Cancer is a leading cause of death around the world.

When it comes to cancer, the sooner you know you have it, the better your chances of surviving.

A new blood test could change the way doctors and researchers find cancer in patients. Researchers say the test could provide clues to the early forms of the disease.

Scientists at the University of Swansea in Wales came up with the idea.

Gareth Jenkins is a professor at the university. He says he and his team did not look for cancer. They instead looked for a by-product of cancer. They looked for, what Jenkins calls, the collateral damage of cancer – the damage left by the disease.

In this case, the by-product was mutated red blood cells.

"In this blood test we don't measure the presence of cancer, we measure the presence of mutated red blood cells which are the collateral damage that occurs -- a by-product of the cancer developing."

The researchers used normal laboratory equipment to perform the tests. This equipment looks for changes in the structure of millions of red blood cells. Those mutated cells lack a surface protein that healthy cells normally have.

"The essence of the test is looking for very rare cells which have picked up a mutation. The number of mutated red blood cells in a healthy person are around 5 or so mutant cells per million; so, you have to look at millions of red blood cells to detect those rare events. These numbers increase in cancer patients -- they go up to 40 or 50 mutants on average."

The researchers tested blood from about 300 people, all of whom have cancer of the esophagus. Patients with esophageal cancer have high levels of mutated red blood cells. Jenkins says that at this point he is not sure if other cancers would produce similar results.

"We've only been looking at esophageal cancer patients. ‘Do other types of cancer patients have high levels of these mutant red blood cells as well?’ We don't know the answer to that question at present."

The hope is that the new test and other non-invasive methods could one day become part of commonly used medical methods.

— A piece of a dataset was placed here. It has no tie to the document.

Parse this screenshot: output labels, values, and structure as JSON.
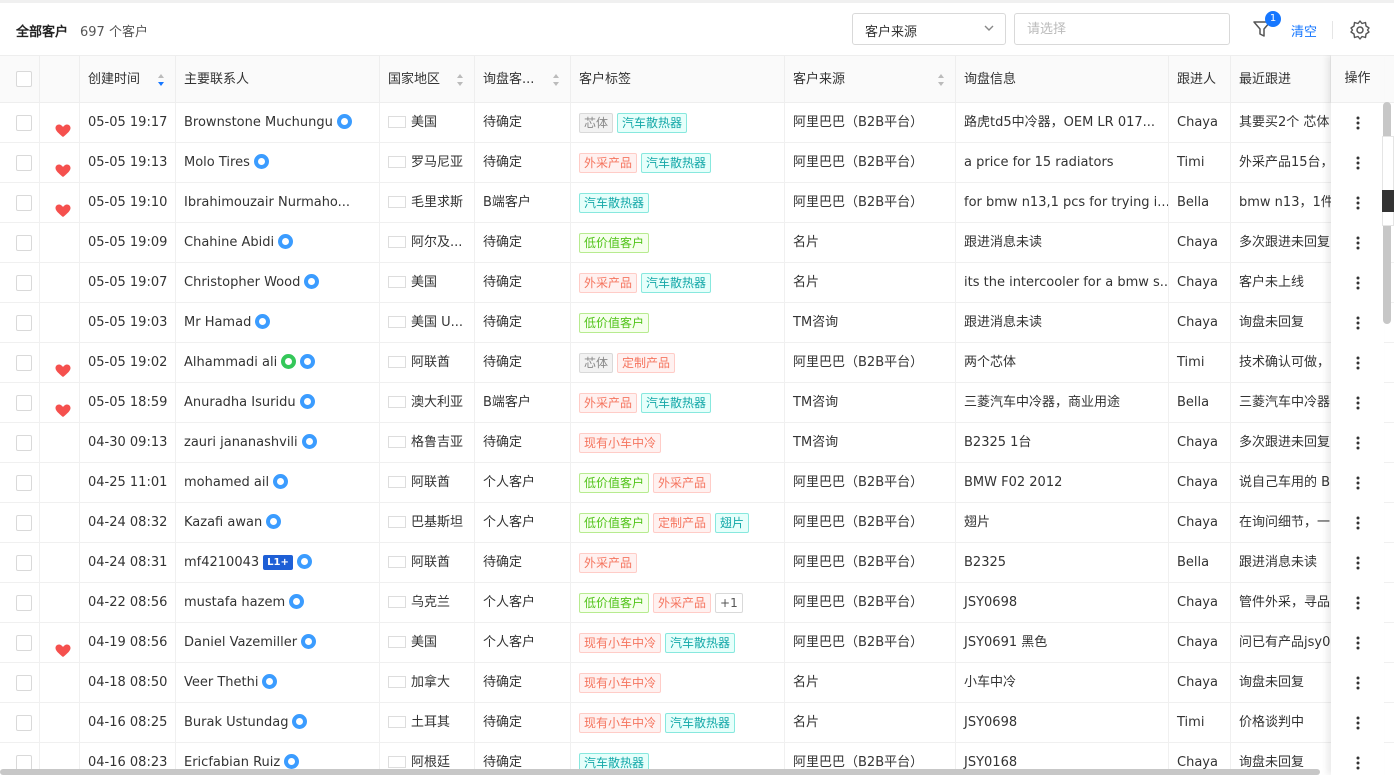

He says that using a battery, or series, of tests will be the best way to find out if a person has cancer.

"A battery of tests, based on different principles looking at blood, looking at different bodily fluids -- breath, urine -- will be the best way of getting a comprehensive view of whether an individual might or might not have cancer."

These new technologies could save millions of lives.

I’m Anna Matteo.

Deborah Block reported this story from Washington for Anna Matteo adapted her report for Learning English. George Grow was the editor.


Words in This Story

non-invasive – adj. medical : done without cutting the body or putting something into the body

collateral damage – n. injury inflicted on something other than an intended target; specifically : civilian casualties of a military operation

mutate – v. biology : to cause (a gene) to change and create an unusual characteristic in a plant or animal : to cause mutation in (a gene)

mutation – n. a significant and basic alteration

essence – n. the basic nature of a thing : the quality or qualities that make a thing what it is

battery – n. a group or series of tests; especially : a group of intelligence or personality tests given to a subject as an aid in psychological analysis

principle – n. a law or fact of nature that explains how something works or why something happens

comprehensive – adj. including many, most, or all things

view – n. an opinion or way of thinking about something